At the moment, climate change is the biggest risk game we are playing. There is a lot of doubt about the models which show warming of 2-4 degrees: people asking “what if we act and they are wrong”. Naomi suggests we should instead be asking “what if the models are right”. Why should we wait for perfect certainty in the modelling – we should act if there is a compelling case that we are on track for massive damage to the environment and human health. Instead the arguments have been hijacked by economists who ask bizarre questions to protect economic growth: How late can we act to minimise damage and what is the most temperature change we can accept? In doing so we are accepting a massive risk, when in truth the modelling isn’t accurate enough to perfectly answer these questions.

Risk is accepted in today’s society – we often acknowledge that taking larger risks gives more money if it pays off. Tony Hayward: BP’s former CEO had a plaque on his desk “What would you attempt to do if you knew you could not fail”. Such an attitude is good for attempting a personal achievement like a triathlon, but we should ask our business leaders to consider the possibility of failure and respond to it.

Humanity’s story is about it’s dominance over nature with technology, that we can “slap mother nature in the face”. At the same time, we have a view that the environment is limitless and it can take the damage easily. We have a master narrative that we can do no harm, and if we do then technology will save us. In response to climate change, there are often new technologies that are spruiked as the solution – for example geoengineering which sprays chemicals into the atmosphere to deflect more solar radiation and decrease temperature. These technologies are untested, but are leapt upon as a low effort solution.

We need a new narrative, with heroes being the people willing to take on risky ideas.

My Thoughts

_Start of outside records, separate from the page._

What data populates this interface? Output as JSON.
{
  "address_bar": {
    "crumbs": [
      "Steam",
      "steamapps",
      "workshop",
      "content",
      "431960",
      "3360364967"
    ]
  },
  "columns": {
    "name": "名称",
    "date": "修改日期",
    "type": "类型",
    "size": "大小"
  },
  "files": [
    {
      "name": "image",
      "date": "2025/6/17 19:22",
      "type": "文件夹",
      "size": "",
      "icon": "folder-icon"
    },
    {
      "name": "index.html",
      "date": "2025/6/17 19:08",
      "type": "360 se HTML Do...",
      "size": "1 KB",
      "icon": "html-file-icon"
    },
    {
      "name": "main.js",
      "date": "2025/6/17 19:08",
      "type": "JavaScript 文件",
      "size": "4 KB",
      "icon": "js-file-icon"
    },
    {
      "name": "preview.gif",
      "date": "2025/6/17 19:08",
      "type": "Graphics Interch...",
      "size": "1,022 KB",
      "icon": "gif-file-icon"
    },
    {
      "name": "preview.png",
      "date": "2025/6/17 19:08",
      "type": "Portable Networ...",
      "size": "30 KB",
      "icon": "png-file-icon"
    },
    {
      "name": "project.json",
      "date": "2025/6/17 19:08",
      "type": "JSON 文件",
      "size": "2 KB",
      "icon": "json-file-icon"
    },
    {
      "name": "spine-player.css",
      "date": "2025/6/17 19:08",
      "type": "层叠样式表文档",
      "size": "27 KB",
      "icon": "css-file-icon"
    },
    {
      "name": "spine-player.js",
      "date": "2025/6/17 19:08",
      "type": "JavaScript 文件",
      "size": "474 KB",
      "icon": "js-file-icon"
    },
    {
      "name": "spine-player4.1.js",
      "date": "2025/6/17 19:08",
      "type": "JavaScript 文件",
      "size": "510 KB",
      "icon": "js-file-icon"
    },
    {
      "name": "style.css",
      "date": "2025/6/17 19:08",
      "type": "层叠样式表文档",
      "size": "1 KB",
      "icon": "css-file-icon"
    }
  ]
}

I’ve read some good books on the psychology of operators on shift during the Gulf of Mexico drilling disaster (“Disastrous Decisions” by Andrew Hopkins). What was fascinating is noone thought of themselves as taking a risk. They made mistakes, but the overriding feature was a confirmation bias: that they twisted the alarms and feedback to conform to what they already believed should be happening. For example they suspected the cement job didn’t work, but only tested one failure mode – and when that was ok they carried on without further testing. Everything after that assumed the cement job was fine. They also put an overreliance on a blowout preventer (which pinches the pipe to stop flow) to fix their mistakes, despite knowing this had a high failure rate.

To me it is interesting hearing Naomi’s comments in this context: that people will carry on assuming everything is normal, and ignoring the alarms that say it is not. Once they have internalised what they are doing, it is no longer risky and people become complacent.

Unfortunately, her talk is more a series of examples rather than a solution. Some of these examples are counterproductive, I’ve not summarised a nonsensical rant in the middle against men.

So what is the solution? Is it enough to simply expose people to the risks they take? It is hard enough to convince people that driving a car is dangerous, not to mention the economic system itself.